Sprint has announced a possible end date for their two-way, walkie-talkie style Direct Connect service. You probably remember it as being the unique feature of the former Nextel phone service.
Sprint has been warning for some time that Direct Connect was on the way out.
First of all, the push-to-talk feature was only available on phones that ran on Motorola's iDEN system which, in simple terms, was (and still is) 2G technology. So, while being able to provide users with private, two-way conversations those phones were turtle slow when it came to handling data.
Sprint now has a software-only Direct-Connect-like solution which works on more modern 3G devices.
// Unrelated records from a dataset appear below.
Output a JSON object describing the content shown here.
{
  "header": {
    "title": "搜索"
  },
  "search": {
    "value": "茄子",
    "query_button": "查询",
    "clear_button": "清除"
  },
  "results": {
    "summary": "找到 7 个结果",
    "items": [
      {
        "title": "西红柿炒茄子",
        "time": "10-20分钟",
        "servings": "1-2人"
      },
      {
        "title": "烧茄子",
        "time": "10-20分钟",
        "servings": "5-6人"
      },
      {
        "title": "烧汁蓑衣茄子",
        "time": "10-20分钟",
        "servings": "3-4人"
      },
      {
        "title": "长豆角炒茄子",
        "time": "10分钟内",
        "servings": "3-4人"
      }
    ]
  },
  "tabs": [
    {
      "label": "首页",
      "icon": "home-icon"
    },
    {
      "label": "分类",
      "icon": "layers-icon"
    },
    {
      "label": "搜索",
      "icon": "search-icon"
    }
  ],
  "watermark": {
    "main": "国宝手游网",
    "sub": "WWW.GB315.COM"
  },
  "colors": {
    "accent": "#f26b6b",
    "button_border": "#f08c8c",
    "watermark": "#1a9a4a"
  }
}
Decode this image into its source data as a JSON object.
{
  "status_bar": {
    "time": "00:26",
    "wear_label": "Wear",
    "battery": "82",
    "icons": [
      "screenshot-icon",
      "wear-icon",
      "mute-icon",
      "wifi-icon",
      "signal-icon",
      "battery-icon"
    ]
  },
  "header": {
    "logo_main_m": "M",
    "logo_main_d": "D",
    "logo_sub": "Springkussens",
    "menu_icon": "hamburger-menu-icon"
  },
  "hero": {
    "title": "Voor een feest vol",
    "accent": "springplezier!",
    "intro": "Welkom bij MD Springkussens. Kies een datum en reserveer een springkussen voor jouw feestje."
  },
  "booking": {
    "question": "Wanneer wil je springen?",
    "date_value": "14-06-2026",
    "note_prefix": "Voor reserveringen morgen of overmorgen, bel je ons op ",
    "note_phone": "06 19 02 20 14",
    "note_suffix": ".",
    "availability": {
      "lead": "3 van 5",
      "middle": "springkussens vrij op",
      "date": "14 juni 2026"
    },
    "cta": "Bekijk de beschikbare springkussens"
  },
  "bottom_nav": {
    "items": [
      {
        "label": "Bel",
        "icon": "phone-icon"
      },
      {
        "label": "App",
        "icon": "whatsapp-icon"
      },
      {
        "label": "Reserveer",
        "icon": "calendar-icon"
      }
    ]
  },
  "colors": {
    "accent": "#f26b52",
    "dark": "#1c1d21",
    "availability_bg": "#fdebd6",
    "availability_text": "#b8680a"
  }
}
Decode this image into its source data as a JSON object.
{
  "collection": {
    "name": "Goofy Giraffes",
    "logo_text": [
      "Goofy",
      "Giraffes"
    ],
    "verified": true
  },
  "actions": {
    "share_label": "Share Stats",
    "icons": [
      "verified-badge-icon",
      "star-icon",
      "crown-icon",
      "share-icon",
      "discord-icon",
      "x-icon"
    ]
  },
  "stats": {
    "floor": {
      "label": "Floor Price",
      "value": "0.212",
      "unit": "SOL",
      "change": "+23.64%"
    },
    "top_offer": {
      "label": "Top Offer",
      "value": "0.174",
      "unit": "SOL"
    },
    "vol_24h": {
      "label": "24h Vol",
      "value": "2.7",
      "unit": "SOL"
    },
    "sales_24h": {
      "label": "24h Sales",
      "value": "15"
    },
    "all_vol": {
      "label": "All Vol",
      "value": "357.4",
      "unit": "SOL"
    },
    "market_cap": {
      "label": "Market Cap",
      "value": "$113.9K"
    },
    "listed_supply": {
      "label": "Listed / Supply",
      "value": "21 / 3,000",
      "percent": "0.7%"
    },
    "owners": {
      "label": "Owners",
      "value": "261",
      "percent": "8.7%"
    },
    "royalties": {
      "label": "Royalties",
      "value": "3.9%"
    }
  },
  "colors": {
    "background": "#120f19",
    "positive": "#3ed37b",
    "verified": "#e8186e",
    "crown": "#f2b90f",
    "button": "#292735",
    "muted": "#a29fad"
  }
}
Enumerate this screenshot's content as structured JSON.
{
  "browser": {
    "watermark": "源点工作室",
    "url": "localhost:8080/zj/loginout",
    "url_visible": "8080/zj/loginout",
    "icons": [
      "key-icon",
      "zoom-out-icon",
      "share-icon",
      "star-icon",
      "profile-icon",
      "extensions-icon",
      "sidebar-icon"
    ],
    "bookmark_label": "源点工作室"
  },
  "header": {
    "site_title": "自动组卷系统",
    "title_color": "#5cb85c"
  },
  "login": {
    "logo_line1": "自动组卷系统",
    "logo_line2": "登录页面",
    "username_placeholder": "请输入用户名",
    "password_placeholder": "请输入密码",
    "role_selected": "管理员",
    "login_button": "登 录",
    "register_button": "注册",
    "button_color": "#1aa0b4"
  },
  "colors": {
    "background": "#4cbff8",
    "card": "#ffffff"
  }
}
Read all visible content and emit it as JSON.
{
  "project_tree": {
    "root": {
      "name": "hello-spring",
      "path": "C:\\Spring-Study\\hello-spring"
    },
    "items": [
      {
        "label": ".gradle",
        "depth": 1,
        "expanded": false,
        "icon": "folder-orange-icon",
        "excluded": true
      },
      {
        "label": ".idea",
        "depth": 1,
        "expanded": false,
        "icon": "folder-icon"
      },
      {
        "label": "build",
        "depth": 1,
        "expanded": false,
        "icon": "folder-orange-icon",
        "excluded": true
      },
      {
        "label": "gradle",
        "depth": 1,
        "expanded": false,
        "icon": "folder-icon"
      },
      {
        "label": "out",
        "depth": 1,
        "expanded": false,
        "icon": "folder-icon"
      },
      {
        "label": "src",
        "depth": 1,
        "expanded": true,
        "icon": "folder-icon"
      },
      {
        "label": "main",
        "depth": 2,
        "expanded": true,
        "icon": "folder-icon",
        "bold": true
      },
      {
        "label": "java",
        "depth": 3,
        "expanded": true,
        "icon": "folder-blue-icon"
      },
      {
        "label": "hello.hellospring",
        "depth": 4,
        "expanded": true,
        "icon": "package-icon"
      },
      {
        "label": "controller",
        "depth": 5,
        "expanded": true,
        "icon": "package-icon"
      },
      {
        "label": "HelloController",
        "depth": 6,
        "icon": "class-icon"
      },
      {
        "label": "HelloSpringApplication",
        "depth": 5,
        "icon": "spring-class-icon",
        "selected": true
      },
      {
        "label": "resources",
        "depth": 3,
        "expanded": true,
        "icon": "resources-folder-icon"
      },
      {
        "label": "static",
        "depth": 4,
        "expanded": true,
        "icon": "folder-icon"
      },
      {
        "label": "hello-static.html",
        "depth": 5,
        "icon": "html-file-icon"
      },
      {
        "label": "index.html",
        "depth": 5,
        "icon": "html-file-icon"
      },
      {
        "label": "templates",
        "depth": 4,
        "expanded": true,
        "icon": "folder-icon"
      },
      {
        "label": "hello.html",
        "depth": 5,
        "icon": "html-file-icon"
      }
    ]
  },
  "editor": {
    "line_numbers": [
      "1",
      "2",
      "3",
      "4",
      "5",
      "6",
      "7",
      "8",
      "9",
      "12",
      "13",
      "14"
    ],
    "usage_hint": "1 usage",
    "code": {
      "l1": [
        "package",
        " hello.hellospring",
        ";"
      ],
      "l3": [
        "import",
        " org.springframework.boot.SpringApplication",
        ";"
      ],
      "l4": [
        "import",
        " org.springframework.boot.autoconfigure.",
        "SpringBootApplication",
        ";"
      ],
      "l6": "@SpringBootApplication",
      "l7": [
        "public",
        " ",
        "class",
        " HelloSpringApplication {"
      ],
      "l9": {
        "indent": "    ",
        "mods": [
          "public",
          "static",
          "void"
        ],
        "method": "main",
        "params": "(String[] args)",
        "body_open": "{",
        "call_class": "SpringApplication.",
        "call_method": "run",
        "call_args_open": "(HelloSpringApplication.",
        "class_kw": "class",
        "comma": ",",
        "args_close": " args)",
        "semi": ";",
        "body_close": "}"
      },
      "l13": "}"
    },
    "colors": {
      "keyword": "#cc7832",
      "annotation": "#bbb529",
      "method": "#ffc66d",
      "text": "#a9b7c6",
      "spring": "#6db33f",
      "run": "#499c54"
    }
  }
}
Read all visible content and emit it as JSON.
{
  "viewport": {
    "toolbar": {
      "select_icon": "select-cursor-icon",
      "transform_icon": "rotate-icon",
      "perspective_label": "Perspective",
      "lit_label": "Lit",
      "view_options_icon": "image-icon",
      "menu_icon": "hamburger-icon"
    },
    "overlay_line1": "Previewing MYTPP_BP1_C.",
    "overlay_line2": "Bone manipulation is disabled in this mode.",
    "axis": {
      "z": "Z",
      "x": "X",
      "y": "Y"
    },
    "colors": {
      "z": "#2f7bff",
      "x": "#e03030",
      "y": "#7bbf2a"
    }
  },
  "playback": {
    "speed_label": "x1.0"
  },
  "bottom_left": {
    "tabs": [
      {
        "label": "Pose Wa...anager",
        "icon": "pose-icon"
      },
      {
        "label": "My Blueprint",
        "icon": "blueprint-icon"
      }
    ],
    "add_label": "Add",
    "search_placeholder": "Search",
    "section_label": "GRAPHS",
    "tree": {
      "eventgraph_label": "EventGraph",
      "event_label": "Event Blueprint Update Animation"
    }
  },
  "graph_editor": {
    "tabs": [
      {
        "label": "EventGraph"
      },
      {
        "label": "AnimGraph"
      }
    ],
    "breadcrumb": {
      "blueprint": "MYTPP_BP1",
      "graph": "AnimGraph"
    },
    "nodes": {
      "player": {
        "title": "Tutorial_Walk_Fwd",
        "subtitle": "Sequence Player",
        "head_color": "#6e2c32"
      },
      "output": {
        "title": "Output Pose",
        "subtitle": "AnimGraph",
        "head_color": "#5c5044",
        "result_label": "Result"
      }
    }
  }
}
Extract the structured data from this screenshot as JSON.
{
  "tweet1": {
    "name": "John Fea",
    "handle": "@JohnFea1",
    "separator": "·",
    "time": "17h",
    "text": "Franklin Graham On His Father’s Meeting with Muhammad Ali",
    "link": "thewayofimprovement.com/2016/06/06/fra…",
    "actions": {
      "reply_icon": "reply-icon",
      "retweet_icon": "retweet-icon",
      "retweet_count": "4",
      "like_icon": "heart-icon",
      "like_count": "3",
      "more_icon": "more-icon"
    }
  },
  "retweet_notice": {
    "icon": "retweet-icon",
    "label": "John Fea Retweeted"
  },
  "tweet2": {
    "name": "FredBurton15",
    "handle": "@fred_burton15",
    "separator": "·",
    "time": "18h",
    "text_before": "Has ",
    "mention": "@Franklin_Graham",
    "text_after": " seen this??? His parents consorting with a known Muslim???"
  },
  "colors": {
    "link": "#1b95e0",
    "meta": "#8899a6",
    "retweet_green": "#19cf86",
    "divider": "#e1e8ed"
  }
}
But, Direct Connect's (and legacy Nextel device) fate was sealed when Sprint realized those same 800 MHz nationwide frequencies could be used to roll-out their upcoming LTE network.
That was a no-brainer.
Sprint plans to shift users (mostly businesses) to their new, software Direct Connect beginning now.
And, they're not giving an exact date for shutting down the old, hardware Direct Connect service – but they do warn that it could come as soon as June 30, 2013.
They really need those frequencies.